Wagering on a sports game leads to greater viewership according to a new poll commissioned by Seton Hall University in New Jersey. It found that 70% of Americans say they would be more likely to watch a game they bet on. While that might be hailed as positive news by the leagues, teams and sports betting operators, 61% of those polled said they believe that legal betting on sports events leads to cheating or the fixing of games.
Breaking down that 70 per cent of the ‘more likely’, the survey found that 88% of those age 18-29, would be more interested in watching if they placed a bet.

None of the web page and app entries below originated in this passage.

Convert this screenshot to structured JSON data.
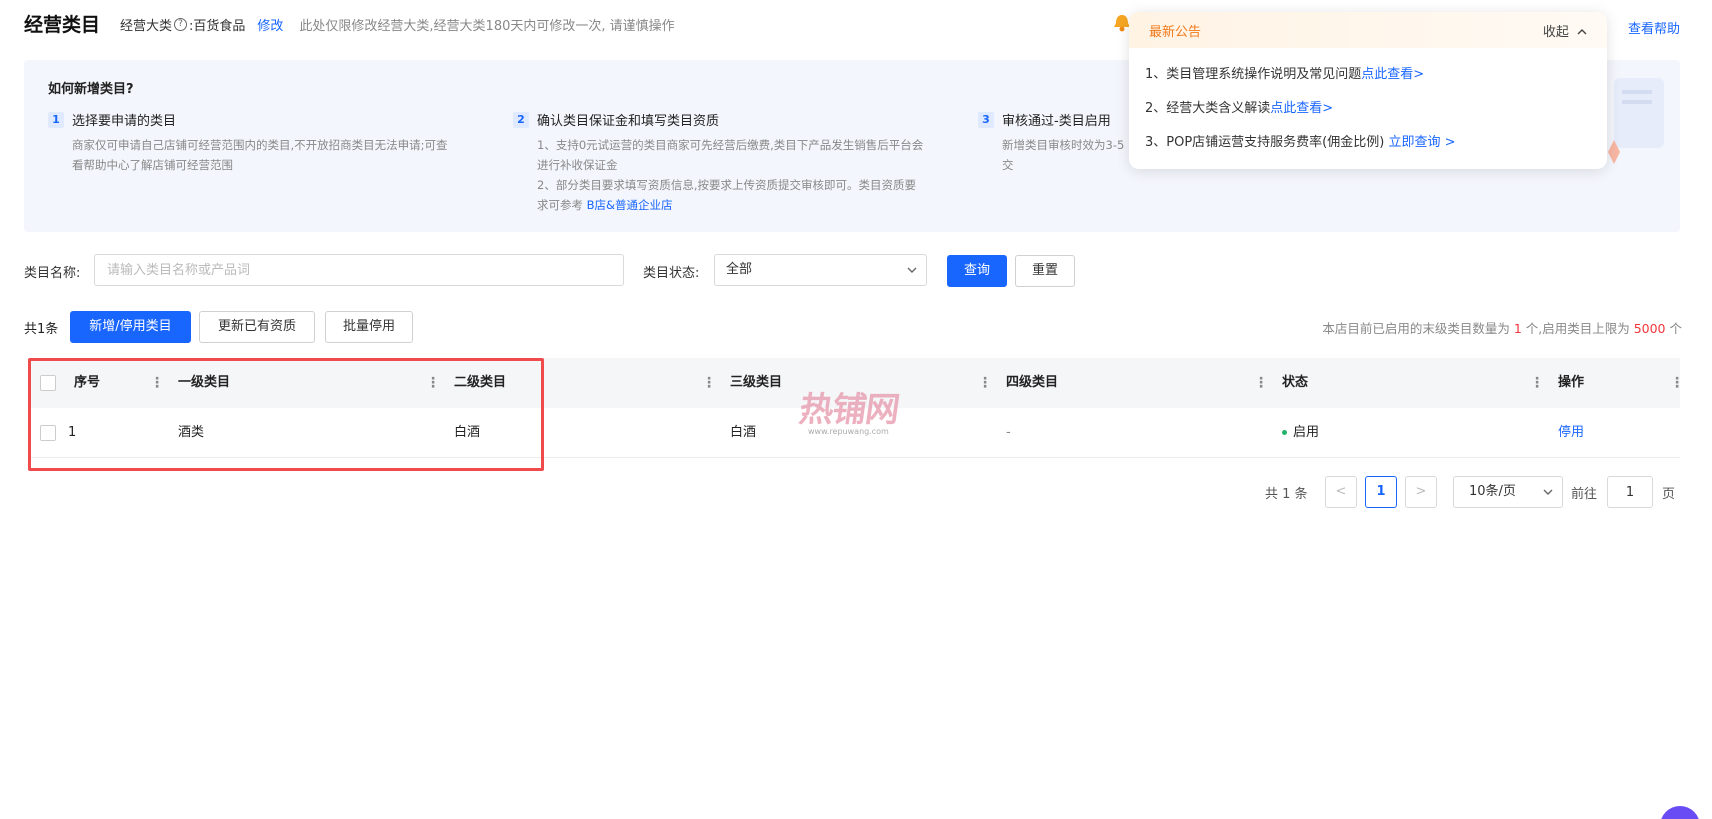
{
  "header": {
    "title": "经营类目",
    "major_label": "经营大类",
    "help_q": "?",
    "major_value": ":百货食品",
    "edit": "修改",
    "note": "此处仅限修改经营大类,经营大类180天内可修改一次, 请谨慎操作",
    "help_link": "查看帮助"
  },
  "guide": {
    "title": "如何新增类目?",
    "steps": [
      {
        "no": "1",
        "title": "选择要申请的类目",
        "lines": [
          "商家仅可申请自己店铺可经营范围内的类目,不开放招商类目无法申请;可查",
          "看帮助中心了解店铺可经营范围"
        ]
      },
      {
        "no": "2",
        "title": "确认类目保证金和填写类目资质",
        "lines": [
          "1、支持0元试运营的类目商家可先经营后缴费,类目下产品发生销售后平台会",
          "进行补收保证金",
          "2、部分类目要求填写资质信息,按要求上传资质提交审核即可。类目资质要",
          "求可参考 "
        ],
        "link": "B店&普通企业店"
      },
      {
        "no": "3",
        "title": "审核通过-类目启用",
        "lines": [
          "新增类目审核时效为3-5",
          "交"
        ]
      }
    ]
  },
  "notice": {
    "title": "最新公告",
    "collapse": "收起",
    "items": [
      {
        "text": "1、类目管理系统操作说明及常见问题",
        "link": "点此查看>"
      },
      {
        "text": "2、经营大类含义解读",
        "link": "点此查看>"
      },
      {
        "text": "3、POP店铺运营支持服务费率(佣金比例)",
        "link": "立即查询 >"
      }
    ]
  },
  "filters": {
    "name_label": "类目名称:",
    "name_placeholder": "请输入类目名称或产品词",
    "status_label": "类目状态:",
    "status_value": "全部",
    "query": "查询",
    "reset": "重置"
  },
  "toolbar": {
    "total": "共1条",
    "add_btn": "新增/停用类目",
    "update_btn": "更新已有资质",
    "batch_btn": "批量停用",
    "count_note_a": "本店目前已启用的末级类目数量为 ",
    "count_enabled": "1",
    "count_note_b": " 个,启用类目上限为 ",
    "count_limit": "5000",
    "count_note_c": " 个"
  },
  "table": {
    "headers": [
      "序号",
      "一级类目",
      "二级类目",
      "三级类目",
      "四级类目",
      "状态",
      "操作"
    ],
    "rows": [
      {
        "index": "1",
        "level1": "酒类",
        "level2": "白酒",
        "level3": "白酒",
        "level4": "-",
        "status": "启用",
        "action": "停用"
      }
    ]
  },
  "pagination": {
    "total": "共 1 条",
    "prev": "<",
    "current": "1",
    "next": ">",
    "size": "10条/页",
    "goto": "前往",
    "page_value": "1",
    "page_unit": "页"
  },
  "watermark": {
    "text": "热铺网",
    "sub": "www.repuwang.com"
  },
  "colors": {
    "primary": "#1966ff",
    "highlight": "#f04a4d",
    "notice": "#f07a1c",
    "enabled": "#21b36a"
  }
}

Rick Gentile, director of the poll, stated: “Watching is the first step towards creating a paying fan. In the 1980s, the leagues became aware that fantasy sports were heightening interest, and eventually, they embraced it. Now they appear to be ‘all in’ with something once impossible to imagine.”
The poll was conducted across the country and involved 741 adults. Asked if they were more likely to bet on a game if they could do it via their cellphones, 64% of those 18-29 said they would. Forty % of the overall sample said they would be more likely to do so.
Younger people, according to the poll, appear to have less resistance to gambling. On the question of whether legalized sports gambling is creating a compulsive gambling problem, only five % of those 18-29 strongly agreed, while the number grew to circa five times that among older respondents.
Out of those questioned, 40% said they approved of the Supreme Court’s ruling that betting on professional sports could be declared legal by individual states, with only 16% against. The gender breakdown was, said the University, dramatic, with 52% of men favoring the court’s decision, but only 28% of women.
The gender gap repeated in a question of whether betting should be limited to professional sports or extended to college sports. A total of 42% said professional and college, 35% said only professional – but 51% of men said professional and college, with only 33% of women agreeing.
The poll was conducted by telephone between November 26 and 28 among adults in the US by the Sharkey Institute at the University’s Stillman School of Business.